## Task instructions:
Tally how many lines of these entries hold the string "content". Return the number alone.

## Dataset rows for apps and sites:
=== Section Start ===
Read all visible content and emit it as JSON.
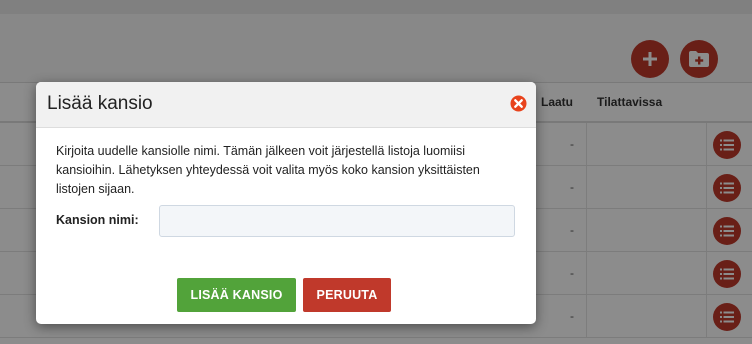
{
  "table": {
    "columns": [
      "Laatu",
      "Tilattavissa"
    ],
    "rows": [
      {
        "laatu": "-"
      },
      {
        "laatu": "-"
      },
      {
        "laatu": "-"
      },
      {
        "laatu": "-"
      },
      {
        "laatu": "-"
      }
    ]
  },
  "toolbar": {
    "add_icon": "plus-icon",
    "add_folder_icon": "folder-plus-icon"
  },
  "modal": {
    "title": "Lisää kansio",
    "description": "Kirjoita uudelle kansiolle nimi. Tämän jälkeen voit järjestellä listoja luomiisi kansioihin. Lähetyksen yhteydessä voit valita myös koko kansion yksittäisten listojen sijaan.",
    "field_label": "Kansion nimi:",
    "field_value": "",
    "add_button": "LISÄÄ KANSIO",
    "cancel_button": "PERUUTA"
  },
  "colors": {
    "accent_red": "#c0392b",
    "add_green": "#52a33a",
    "close_orange": "#e8431c"
  }
}
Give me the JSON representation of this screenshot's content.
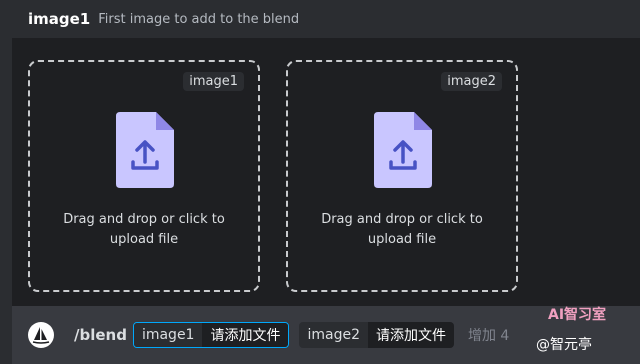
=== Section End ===
## Response to this task:
2